I am over at Pak Tea House
today, talking of an old
, eternal and beloved topic- the poetry of Mirza Ghalib.
Thanks to Raza for having me there- the tea house is a home of sorts having spent some of my best days during college in similar abodes. The Pak Tea House, of course, is in a different league altogether!
Technorati Tags: Urdu, Poetry
Roberto Bolano’s posthumous onslaught on the US literary scene continues. Boston Review has published a poem My Life in the Tubes of Survival
That the saucer and I had finished our ridiculous dance,
Our humble critique of Reality, in a painless, anonymous
Crash in one of the planet’s deserts. Death

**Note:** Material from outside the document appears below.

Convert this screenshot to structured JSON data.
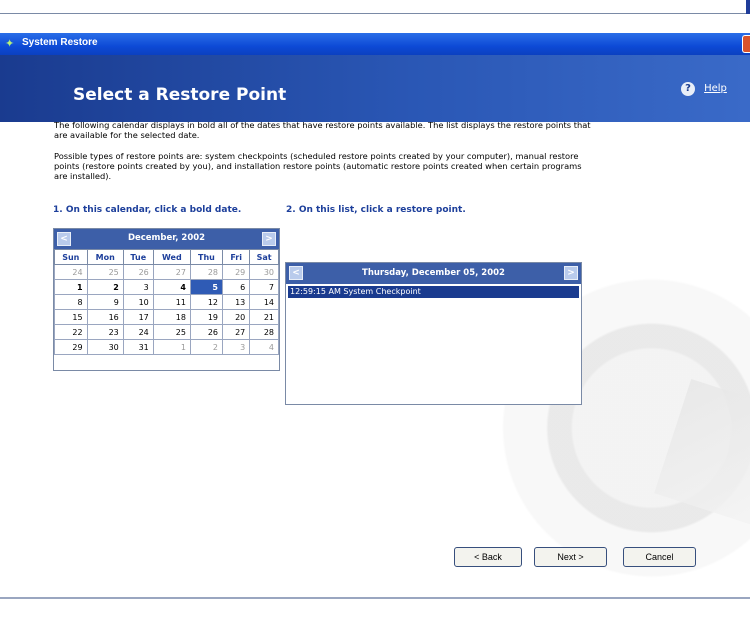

That brought me no peace, so after my flesh had rotted
I still went on dreaming.read the full poem
The New Yorker has a superb short story about a fictitious Argentinian author:Álvaro Rousselot’s Journey.
It has all the elements of a Roberto Bolano story- fast paced sequences written in exquisite prose and an ending with a dramatic twist. A short extract from the story:
But the action of that sinister and eminently sardonic character Time has prompted a reconsideration of Rousselot’s apparent simplicity. Perhaps he was complicated. By which I mean more complicated than we had imagined. Or, there is an alternative explanation: perhaps he was simply another victim of chance.
Such cases are not unusual among lovers of literature like Rousselot. In fact, they are not unusual among lovers of anything. read the full story (about 10 pages long)
Related posts on Roberto Bolano on this blog.
Technorati Tags: Chile, Argentina, Short Story, Latin American Literarure, Literature, Short Story, , Poetry